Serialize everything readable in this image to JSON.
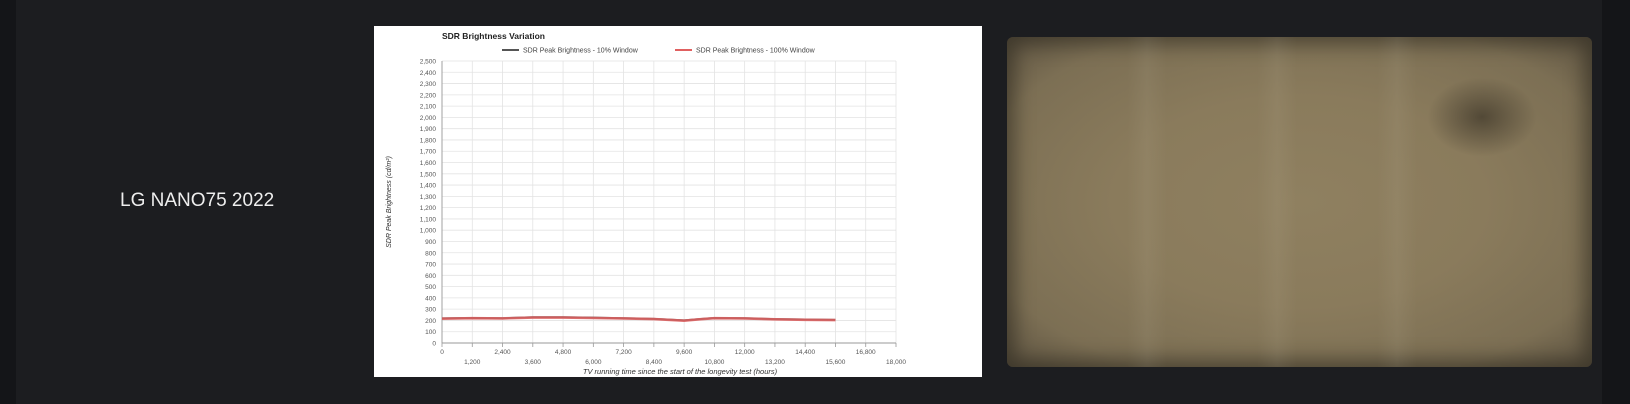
{
  "product": {
    "name": "LG NANO75 2022"
  },
  "chart_data": {
    "type": "line",
    "title": "SDR Brightness Variation",
    "xlabel": "TV running time since the start of the longevity test (hours)",
    "ylabel": "SDR Peak Brightness (cd/m²)",
    "xlim": [
      0,
      18000
    ],
    "ylim": [
      0,
      2500
    ],
    "xticks_top": [
      0,
      2400,
      4800,
      7200,
      9600,
      12000,
      14400,
      16800
    ],
    "xticks_bottom": [
      1200,
      3600,
      6000,
      8400,
      10800,
      13200,
      15600,
      18000
    ],
    "yticks": [
      0,
      100,
      200,
      300,
      400,
      500,
      600,
      700,
      800,
      900,
      1000,
      1100,
      1200,
      1300,
      1400,
      1500,
      1600,
      1700,
      1800,
      1900,
      2000,
      2100,
      2200,
      2300,
      2400,
      2500
    ],
    "grid": true,
    "legend": "top",
    "series": [
      {
        "name": "SDR Peak Brightness - 10% Window",
        "color": "#555555",
        "x": [
          0,
          1200,
          2400,
          3600,
          4800,
          6000,
          7200,
          8400,
          9600,
          10200,
          10800,
          12000,
          13200,
          14400,
          15600
        ],
        "values": [
          218,
          222,
          220,
          228,
          228,
          225,
          220,
          214,
          200,
          212,
          222,
          220,
          212,
          208,
          205
        ]
      },
      {
        "name": "SDR Peak Brightness - 100% Window",
        "color": "#e06060",
        "x": [
          0,
          1200,
          2400,
          3600,
          4800,
          6000,
          7200,
          8400,
          9600,
          10200,
          10800,
          12000,
          13200,
          14400,
          15600
        ],
        "values": [
          215,
          220,
          218,
          225,
          225,
          222,
          218,
          212,
          198,
          210,
          220,
          218,
          210,
          206,
          203
        ]
      }
    ]
  },
  "photo": {
    "tint": "#8a7b5c"
  }
}
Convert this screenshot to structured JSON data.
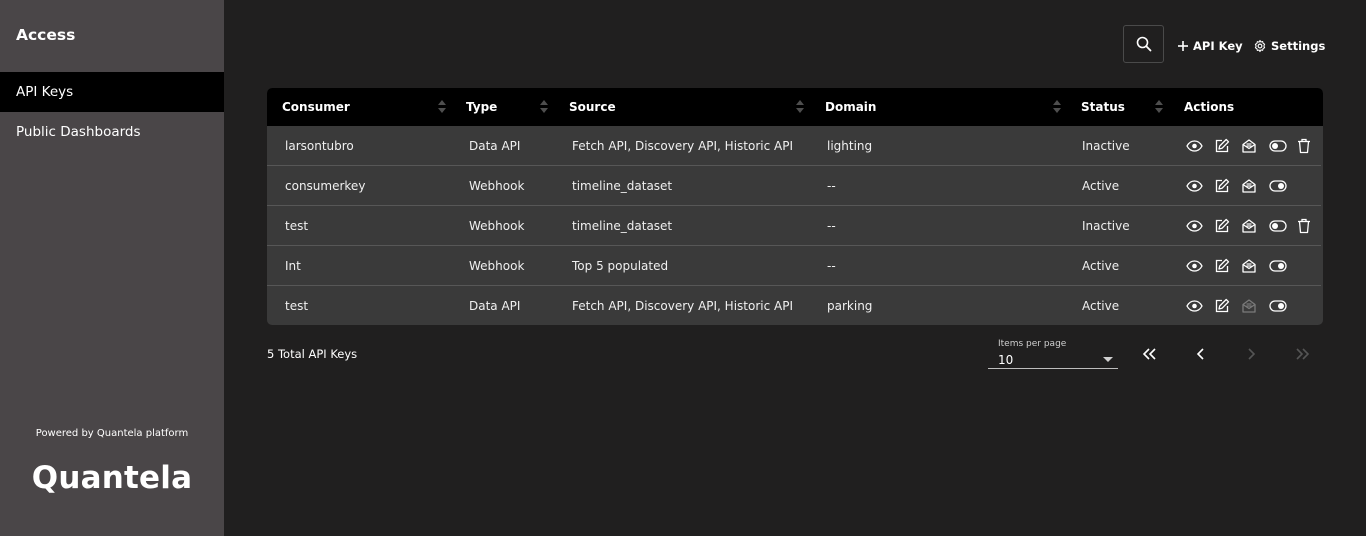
{
  "sidebar": {
    "title": "Access",
    "items": [
      {
        "label": "API Keys",
        "active": true
      },
      {
        "label": "Public Dashboards",
        "active": false
      }
    ],
    "powered_by": "Powered by Quantela platform",
    "logo": "Quantela"
  },
  "toolbar": {
    "search_icon": "search-icon",
    "add_label": "API Key",
    "settings_label": "Settings"
  },
  "table": {
    "columns": [
      "Consumer",
      "Type",
      "Source",
      "Domain",
      "Status",
      "Actions"
    ],
    "rows": [
      {
        "consumer": "larsontubro",
        "type": "Data API",
        "source": "Fetch API, Discovery API, Historic API",
        "domain": "lighting",
        "status": "Inactive",
        "actions": [
          "view",
          "edit",
          "mail",
          "toggle-off",
          "delete"
        ]
      },
      {
        "consumer": "consumerkey",
        "type": "Webhook",
        "source": "timeline_dataset",
        "domain": "--",
        "status": "Active",
        "actions": [
          "view",
          "edit",
          "mail",
          "toggle-on"
        ]
      },
      {
        "consumer": "test",
        "type": "Webhook",
        "source": "timeline_dataset",
        "domain": "--",
        "status": "Inactive",
        "actions": [
          "view",
          "edit",
          "mail",
          "toggle-off",
          "delete"
        ]
      },
      {
        "consumer": "Int",
        "type": "Webhook",
        "source": "Top 5 populated",
        "domain": "--",
        "status": "Active",
        "actions": [
          "view",
          "edit",
          "mail",
          "toggle-on"
        ]
      },
      {
        "consumer": "test",
        "type": "Data API",
        "source": "Fetch API, Discovery API, Historic API",
        "domain": "parking",
        "status": "Active",
        "actions": [
          "view",
          "edit",
          "mail-disabled",
          "toggle-on"
        ]
      }
    ]
  },
  "footer": {
    "total": "5 Total API Keys",
    "items_per_page_label": "Items per page",
    "items_per_page_value": "10"
  },
  "colors": {
    "sidebar_bg": "#4a4648",
    "page_bg": "#201f1f",
    "table_bg": "#3a3a3a",
    "header_bg": "#000000",
    "active_nav": "#000000"
  }
}
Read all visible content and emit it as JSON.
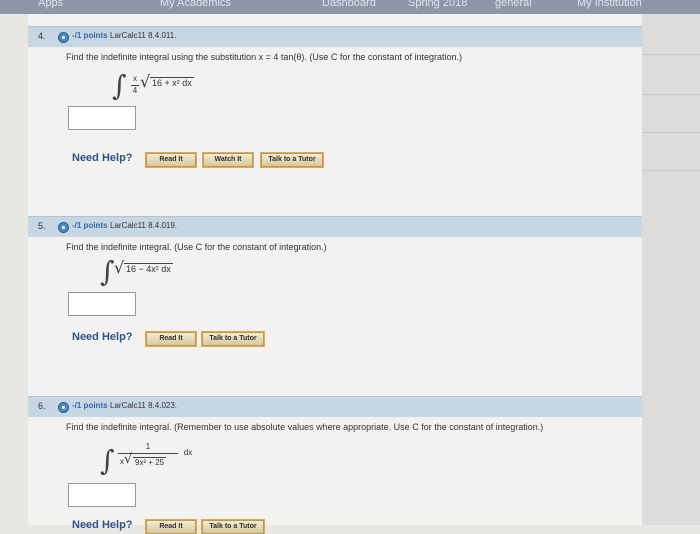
{
  "browser": {
    "bookmarks": [
      "Apps",
      "My Academics",
      "Dashboard",
      "Spring 2018",
      "general",
      "My Institution"
    ]
  },
  "questions": [
    {
      "number": "4.",
      "points": "-/1 points",
      "source": "LarCalc11 8.4.011.",
      "prompt": "Find the indefinite integral using the substitution x = 4 tan(θ). (Use C for the constant of integration.)",
      "integrand": {
        "frac_num": "x",
        "frac_den": "4",
        "radicand": "16 + x² dx"
      },
      "need_help": "Need Help?",
      "buttons": [
        "Read It",
        "Watch It",
        "Talk to a Tutor"
      ]
    },
    {
      "number": "5.",
      "points": "-/1 points",
      "source": "LarCalc11 8.4.019.",
      "prompt": "Find the indefinite integral. (Use C for the constant of integration.)",
      "integrand": {
        "radicand": "16 − 4x² dx"
      },
      "need_help": "Need Help?",
      "buttons": [
        "Read It",
        "Talk to a Tutor"
      ]
    },
    {
      "number": "6.",
      "points": "-/1 points",
      "source": "LarCalc11 8.4.023.",
      "prompt": "Find the indefinite integral. (Remember to use absolute values where appropriate. Use C for the constant of integration.)",
      "integrand": {
        "frac_num": "1",
        "den_x": "x",
        "radicand": "9x² + 25",
        "dx": "dx"
      },
      "need_help": "Need Help?",
      "buttons": [
        "Read It",
        "Talk to a Tutor"
      ]
    }
  ]
}
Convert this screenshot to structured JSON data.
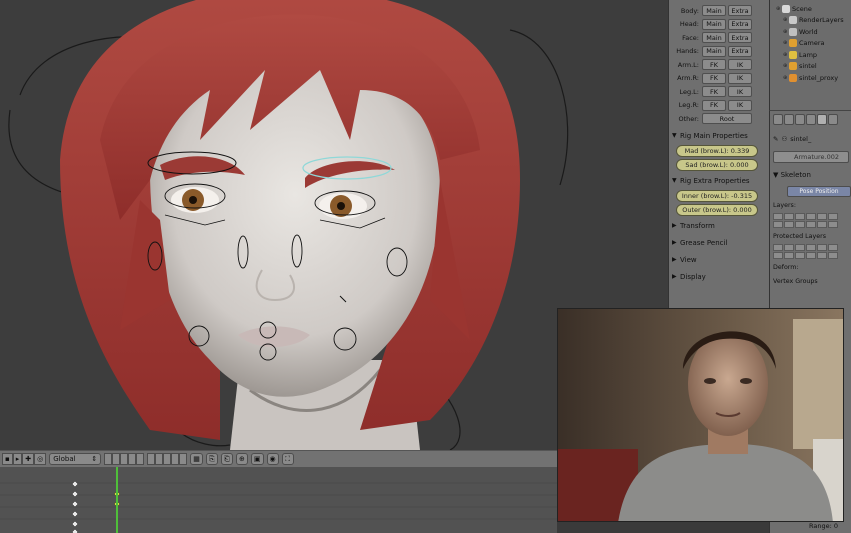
{
  "viewport": {
    "character": "sintel"
  },
  "toolbar": {
    "transform_orientation": "Global"
  },
  "tool_shelf": {
    "bone_layers": [
      {
        "label": "Body:",
        "buttons": [
          "Main",
          "Extra"
        ]
      },
      {
        "label": "Head:",
        "buttons": [
          "Main",
          "Extra"
        ]
      },
      {
        "label": "Face:",
        "buttons": [
          "Main",
          "Extra"
        ]
      },
      {
        "label": "Hands:",
        "buttons": [
          "Main",
          "Extra"
        ]
      },
      {
        "label": "Arm.L:",
        "buttons": [
          "FK",
          "IK"
        ]
      },
      {
        "label": "Arm.R:",
        "buttons": [
          "FK",
          "IK"
        ]
      },
      {
        "label": "Leg.L:",
        "buttons": [
          "FK",
          "IK"
        ]
      },
      {
        "label": "Leg.R:",
        "buttons": [
          "FK",
          "IK"
        ]
      },
      {
        "label": "Other:",
        "buttons": [
          "Root"
        ]
      }
    ],
    "rig_main": {
      "title": "Rig Main Properties",
      "sliders": [
        "Mad (brow.L): 0.339",
        "Sad (brow.L): 0.000"
      ]
    },
    "rig_extra": {
      "title": "Rig Extra Properties",
      "sliders": [
        "Inner (brow.L): -0.315",
        "Outer (brow.L): 0.000"
      ]
    },
    "collapsed_panels": [
      "Transform",
      "Grease Pencil",
      "View",
      "Display"
    ]
  },
  "outliner": {
    "items": [
      {
        "label": "Scene",
        "level": 0,
        "color": "#d8d8d8"
      },
      {
        "label": "RenderLayers",
        "level": 1,
        "color": "#c9c9c9"
      },
      {
        "label": "World",
        "level": 1,
        "color": "#c0c0c0"
      },
      {
        "label": "Camera",
        "level": 1,
        "color": "#e0a030"
      },
      {
        "label": "Lamp",
        "level": 1,
        "color": "#e0c040"
      },
      {
        "label": "sintel",
        "level": 1,
        "color": "#e0a030"
      },
      {
        "label": "sintel_proxy",
        "level": 1,
        "color": "#e09030"
      }
    ]
  },
  "properties_editor": {
    "object_name": "sintel_",
    "armature": "Armature.002",
    "skeleton_header": "Skeleton",
    "pose_position": "Pose Position",
    "layers_label": "Layers:",
    "protected_label": "Protected Layers",
    "deform_label": "Deform:",
    "vertex_groups": "Vertex Groups",
    "range": "Range: 0"
  },
  "colors": {
    "viewport_bg": "#3d3d3d",
    "panel_bg": "#6f6f6f",
    "slider": "#c8c78a",
    "active_curve": "#8fd8d8",
    "playhead": "#4fbf3a"
  }
}
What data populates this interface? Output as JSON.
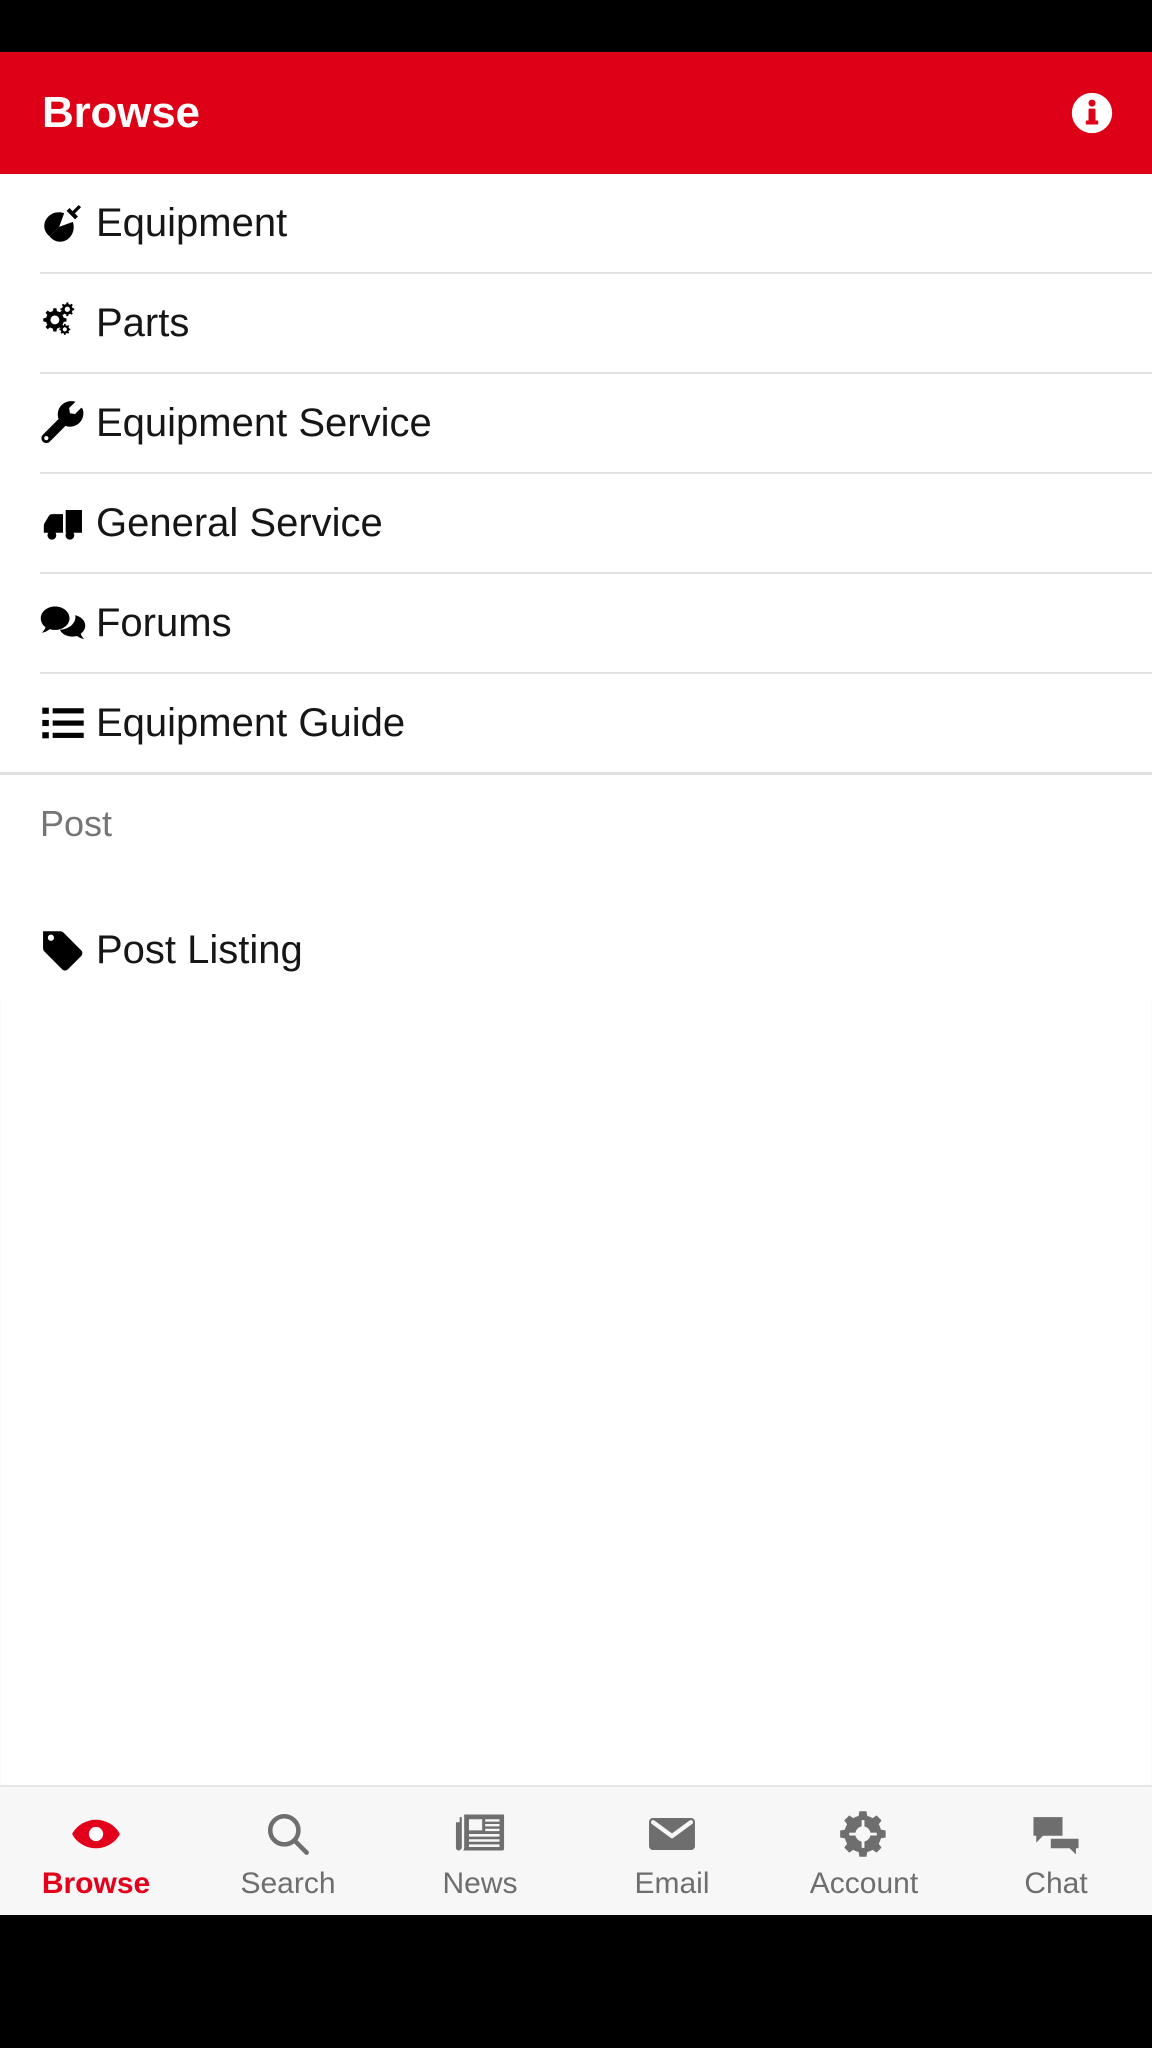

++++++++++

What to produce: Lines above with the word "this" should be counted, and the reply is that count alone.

Output below: 4